I keep my boat on an anchor in the harbor, in constant worry that the harbormaster will ask me to leave. Gloucester is not a welcoming place for any boaters, except fishing boats. This requires me to row in every morning and back out every evening. Round trip, the row can be about 40 min, so I try to do it only once each day. That means packing everything for the day, and returning to my boat only to sleep at night. It is feeling less and less like a cozy home, and I miss it. And I miss my cat, Dory. He misses me too.

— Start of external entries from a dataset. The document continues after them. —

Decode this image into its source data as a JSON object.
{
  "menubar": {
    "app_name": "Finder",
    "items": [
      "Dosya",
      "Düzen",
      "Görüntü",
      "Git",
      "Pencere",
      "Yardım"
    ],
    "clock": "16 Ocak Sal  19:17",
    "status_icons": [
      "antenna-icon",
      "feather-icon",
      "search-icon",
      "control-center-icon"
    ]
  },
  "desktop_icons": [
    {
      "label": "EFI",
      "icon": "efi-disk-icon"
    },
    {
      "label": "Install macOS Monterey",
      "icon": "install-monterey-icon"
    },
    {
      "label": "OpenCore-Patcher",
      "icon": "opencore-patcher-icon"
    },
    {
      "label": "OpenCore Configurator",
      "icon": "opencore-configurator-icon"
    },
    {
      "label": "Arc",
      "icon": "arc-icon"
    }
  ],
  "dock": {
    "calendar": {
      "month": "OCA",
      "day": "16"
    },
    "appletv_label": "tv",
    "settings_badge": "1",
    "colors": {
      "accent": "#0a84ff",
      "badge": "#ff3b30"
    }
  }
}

I asked Ben to lend me his motor for my dinghy. The dinghy is difficult to row and it wastes a lot of valuable time in the day. With a motor, I could zip home in the middle of the day to change my cloths or fix dinner. He loaded it in his car and drove it up to Gloucester, but just as we were about to launch it, he said to me, “do you really want this?” Well, why wouldn’t I? It would make life much easier and more enjoyable. “Of course I do” I said. “But its not living simply.” And that hit me. He was right. I had been so accustomed to finding solutions to make life easier that I forgot my goal. This time, a simple solution, was not living simply. I would have to maintain the motor, fuel it, and lug it around. It would smell, make noise, and ruin the beauty of the dinghy cutting through the water with oars dipping in and out to a cadence of simple life.